- **Exercise requirements**
Search the records for the string "files", then copy each line where it appears.

(App and web page records)
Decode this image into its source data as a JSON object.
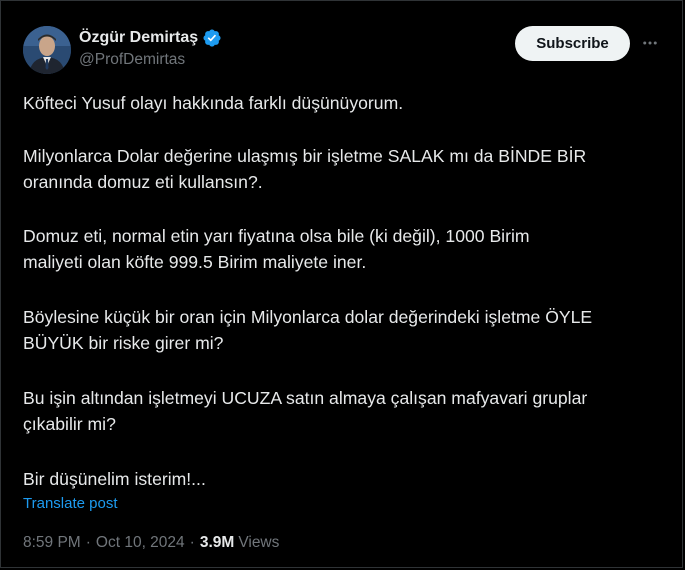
{
  "author": {
    "name": "Özgür Demirtaş",
    "handle": "@ProfDemirtas",
    "verified_icon": "verified-badge-icon",
    "avatar_icon": "profile-photo"
  },
  "header": {
    "subscribe_label": "Subscribe",
    "more_icon": "more-options-icon"
  },
  "post": {
    "paragraphs": [
      "Köfteci Yusuf olayı hakkında farklı düşünüyorum.",
      "Milyonlarca Dolar değerine ulaşmış bir işletme SALAK mı da BİNDE BİR\noranında domuz eti kullansın?.",
      "Domuz eti, normal etin yarı fiyatına olsa bile (ki değil), 1000 Birim\nmaliyeti olan köfte 999.5 Birim maliyete iner.",
      "Böylesine küçük bir oran için Milyonlarca dolar değerindeki işletme ÖYLE\nBÜYÜK bir riske girer mi?",
      "Bu işin altından işletmeyi UCUZA satın almaya çalışan mafyavari gruplar\nçıkabilir mi?",
      "Bir düşünelim isterim!..."
    ],
    "translate_label": "Translate post",
    "time": "8:59 PM",
    "date": "Oct 10, 2024",
    "dot": "·",
    "views_count": "3.9M",
    "views_label": "Views"
  },
  "colors": {
    "background": "#000000",
    "text": "#e7e9ea",
    "muted": "#71767b",
    "link": "#1d9bf0",
    "verified": "#1d9bf0"
  }
}
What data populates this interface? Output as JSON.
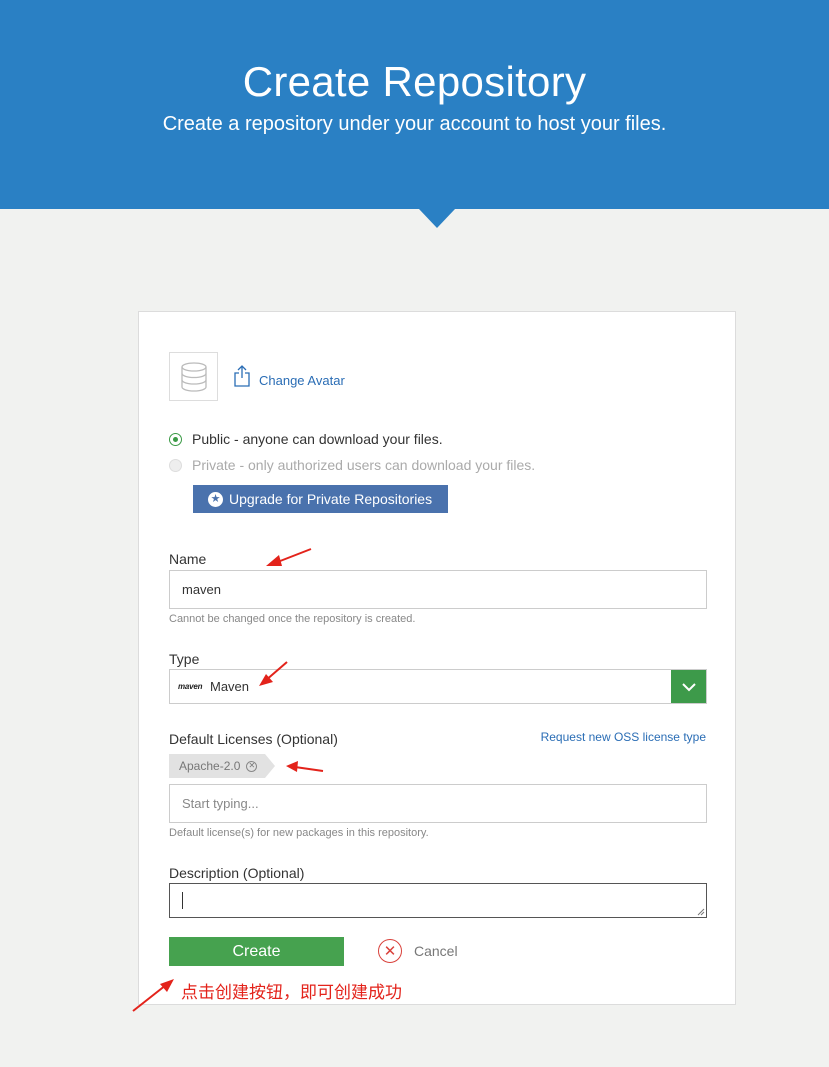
{
  "header": {
    "title": "Create Repository",
    "subtitle": "Create a repository under your account to host your files."
  },
  "avatar": {
    "icon": "database-icon",
    "change_label": "Change Avatar"
  },
  "visibility": {
    "public_label": "Public - anyone can download your files.",
    "private_label": "Private - only authorized users can download your files.",
    "selected": "public",
    "upgrade_label": "Upgrade for Private Repositories"
  },
  "name_field": {
    "label": "Name",
    "value": "maven",
    "help": "Cannot be changed once the repository is created."
  },
  "type_field": {
    "label": "Type",
    "logo_text": "maven",
    "value": "Maven"
  },
  "licenses": {
    "label": "Default Licenses (Optional)",
    "request_link": "Request new OSS license type",
    "tags": [
      "Apache-2.0"
    ],
    "placeholder": "Start typing...",
    "help": "Default license(s) for new packages in this repository."
  },
  "description": {
    "label": "Description (Optional)",
    "value": ""
  },
  "actions": {
    "create_label": "Create",
    "cancel_label": "Cancel"
  },
  "annotation": {
    "text": "点击创建按钮，即可创建成功",
    "color": "#e3231b"
  },
  "colors": {
    "brand_blue": "#2a80c4",
    "success_green": "#46a24f",
    "upgrade_blue": "#4a72ad",
    "danger_red": "#d9413b"
  }
}
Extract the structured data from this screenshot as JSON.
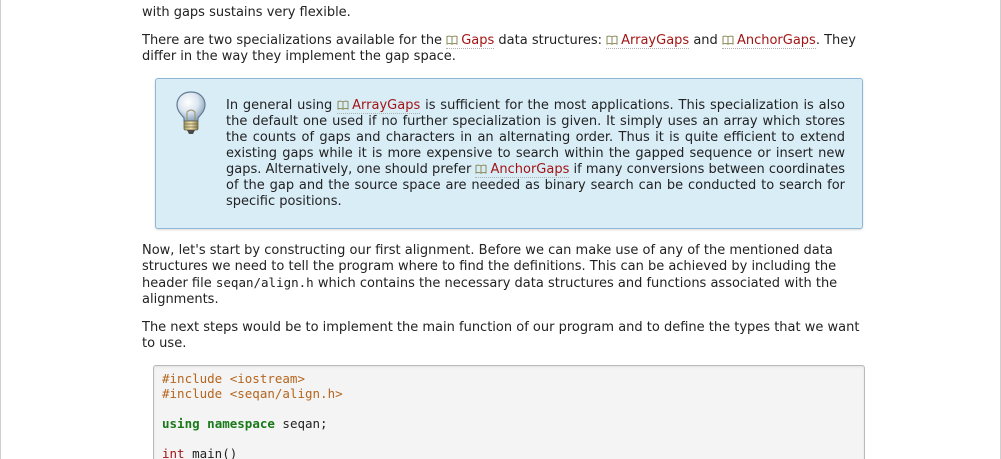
{
  "paragraphs": {
    "top": {
      "line_tail": "with gaps sustains very flexible."
    },
    "two": {
      "t1": "There are two specializations available for the ",
      "ref1": "Gaps",
      "t2": " data structures: ",
      "ref2": "ArrayGaps",
      "t3": " and ",
      "ref3": "AnchorGaps",
      "t4": ". They differ in the way they implement the gap space."
    },
    "now": {
      "t1": "Now, let's start by constructing our first alignment. Before we can make use of any of the mentioned data structures we need to tell the program where to find the definitions. This can be achieved by including the header file ",
      "code": "seqan/align.h",
      "t2": " which contains the necessary data structures and functions associated with the alignments."
    },
    "next": {
      "text": "The next steps would be to implement the main function of our program and to define the types that we want to use."
    }
  },
  "tip": {
    "icon": "lightbulb-icon",
    "t1": "In general using ",
    "ref1": "ArrayGaps",
    "t2": " is sufficient for the most applications. This specialization is also the default one used if no further specialization is given. It simply uses an array which stores the counts of gaps and characters in an alternating order. Thus it is quite efficient to extend existing gaps while it is more expensive to search within the gapped sequence or insert new gaps. Alternatively, one should prefer ",
    "ref2": "AnchorGaps",
    "t3": " if many conversions between coordinates of the gap and the source space are needed as binary search can be conducted to search for specific positions."
  },
  "code_block": {
    "lines": [
      "#include <iostream>",
      "#include <seqan/align.h>",
      "",
      "using namespace seqan;",
      "",
      "int main()"
    ],
    "kw_using": "using",
    "kw_namespace": "namespace",
    "ns_name": " seqan;",
    "kw_int": "int",
    "fn_main": " main()"
  },
  "icons": {
    "ref_icon": "book-icon"
  },
  "colors": {
    "link": "#a31515",
    "tip_bg": "#d9edf7",
    "tip_border": "#8fb8d6",
    "code_bg": "#f4f4f4",
    "preprocessor": "#b5651d",
    "keyword": "#1a7a1a"
  }
}
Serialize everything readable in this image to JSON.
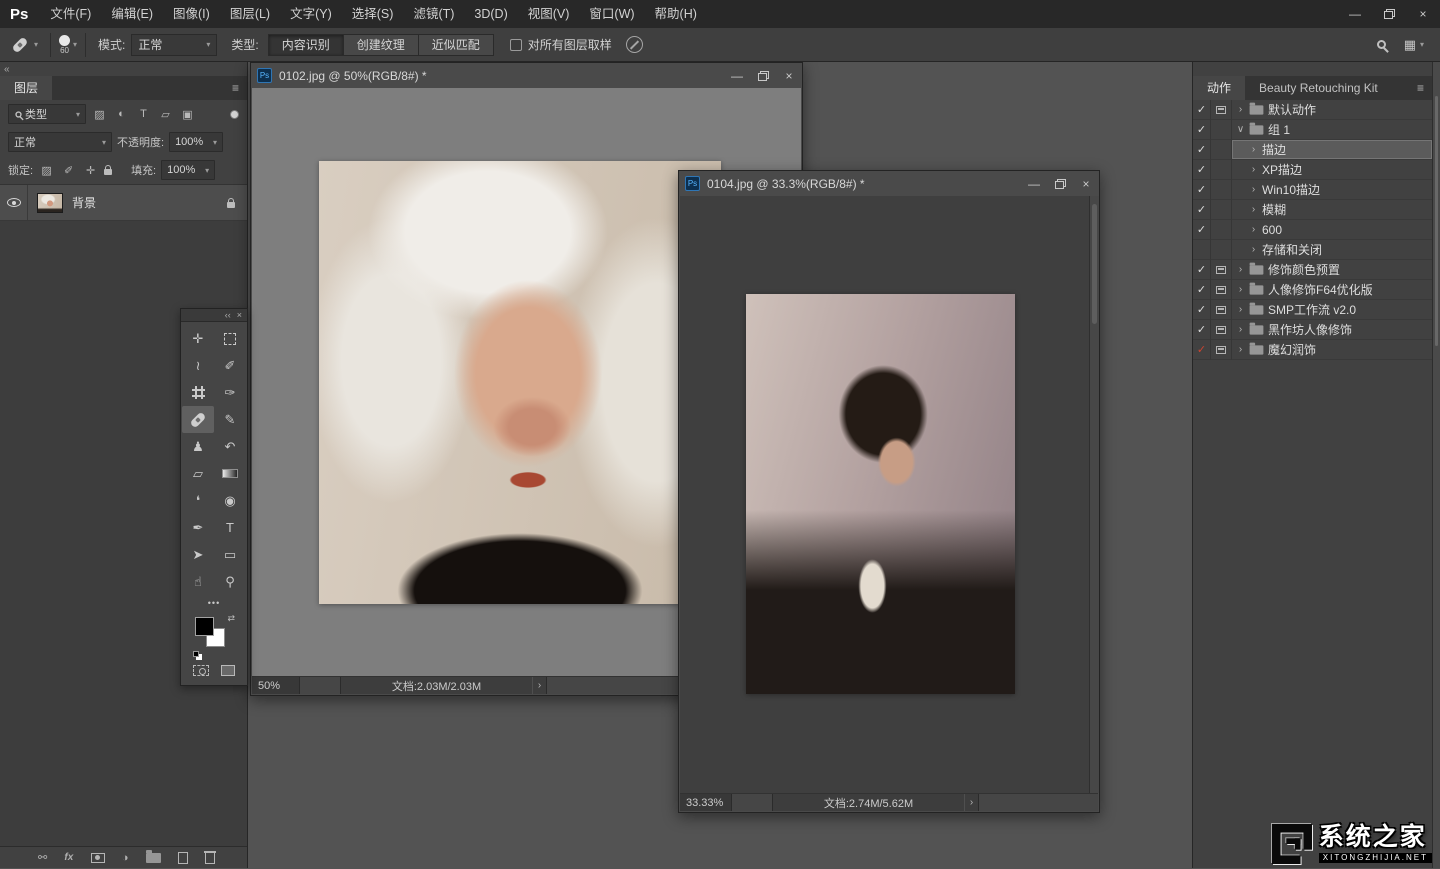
{
  "menubar": {
    "logo": "Ps",
    "items": [
      "文件(F)",
      "编辑(E)",
      "图像(I)",
      "图层(L)",
      "文字(Y)",
      "选择(S)",
      "滤镜(T)",
      "3D(D)",
      "视图(V)",
      "窗口(W)",
      "帮助(H)"
    ]
  },
  "options_bar": {
    "brush_size": "60",
    "mode_label": "模式:",
    "mode_value": "正常",
    "type_label": "类型:",
    "type_buttons": [
      "内容识别",
      "创建纹理",
      "近似匹配"
    ],
    "active_type_button": "内容识别",
    "sample_all_layers_label": "对所有图层取样"
  },
  "layers_panel": {
    "tab": "图层",
    "filter_label": "类型",
    "blend_mode": "正常",
    "opacity_label": "不透明度:",
    "opacity_value": "100%",
    "lock_label": "锁定:",
    "fill_label": "填充:",
    "fill_value": "100%",
    "layers": [
      {
        "name": "背景",
        "visible": true,
        "locked": true
      }
    ]
  },
  "documents": [
    {
      "title": "0102.jpg @ 50%(RGB/8#) *",
      "zoom": "50%",
      "doc_info": "文档:2.03M/2.03M"
    },
    {
      "title": "0104.jpg @ 33.3%(RGB/8#) *",
      "zoom": "33.33%",
      "doc_info": "文档:2.74M/5.62M"
    }
  ],
  "actions_panel": {
    "tabs": [
      "动作",
      "Beauty Retouching Kit"
    ],
    "active_tab": "动作",
    "items": [
      {
        "label": "默认动作",
        "type": "set",
        "checked": true,
        "dialog": true,
        "expanded": false
      },
      {
        "label": "组 1",
        "type": "set",
        "checked": true,
        "dialog": false,
        "expanded": true
      },
      {
        "label": "描边",
        "type": "action",
        "checked": true,
        "selected": true
      },
      {
        "label": "XP描边",
        "type": "action",
        "checked": true
      },
      {
        "label": "Win10描边",
        "type": "action",
        "checked": true
      },
      {
        "label": "模糊",
        "type": "action",
        "checked": true
      },
      {
        "label": "600",
        "type": "action",
        "checked": true
      },
      {
        "label": "存储和关闭",
        "type": "action",
        "checked": false
      },
      {
        "label": "修饰颜色预置",
        "type": "set",
        "checked": true,
        "dialog": true
      },
      {
        "label": "人像修饰F64优化版",
        "type": "set",
        "checked": true,
        "dialog": true
      },
      {
        "label": "SMP工作流 v2.0",
        "type": "set",
        "checked": true,
        "dialog": true
      },
      {
        "label": "黑作坊人像修饰",
        "type": "set",
        "checked": true,
        "dialog": true
      },
      {
        "label": "魔幻润饰",
        "type": "set",
        "checked": true,
        "check_color": "#cc4430",
        "dialog": true
      }
    ]
  },
  "watermark": {
    "title": "系统之家",
    "subtitle": "XITONGZHIJIA.NET"
  },
  "colors": {
    "foreground_swatch": "#000000",
    "background_swatch": "#ffffff",
    "red_check": "#cc4430",
    "ps_file_icon_blue": "#58b6ff",
    "workspace_background": "#535353"
  },
  "icons": {
    "collapse_left": "«",
    "collapse_double": "‹‹",
    "panel_menu": "≡",
    "caret": "▾",
    "check": "✓",
    "chevron_right": "›",
    "chevron_down": "∨",
    "close": "×",
    "minimize": "—",
    "ellipsis": "•••",
    "swap_colors": "⇄",
    "workspace_grid": "▦",
    "tools": {
      "move": "✛",
      "lasso": "≀",
      "quick_select": "✐",
      "eyedropper": "✑",
      "brush": "✎",
      "clone_stamp": "♟",
      "history_brush": "↶",
      "eraser": "▱",
      "blur": "❛",
      "dodge": "◉",
      "pen": "✒",
      "type": "T",
      "path_select": "➤",
      "rectangle": "▭",
      "hand": "☝",
      "zoom": "⚲"
    },
    "layer_filters": {
      "pixel": "▨",
      "adjustment": "◐",
      "type": "T",
      "shape": "▱",
      "smart_object": "▣"
    },
    "panel_footer": {
      "link": "⚯",
      "fx": "fx",
      "adjustment": "◑"
    }
  }
}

- **Reply to the exercise**
    "subtitle": "Create a repository under your account to host your files."
    "public_label": "Public - anyone can download your files.",
    "private_label": "Private - only authorized users can download your files.",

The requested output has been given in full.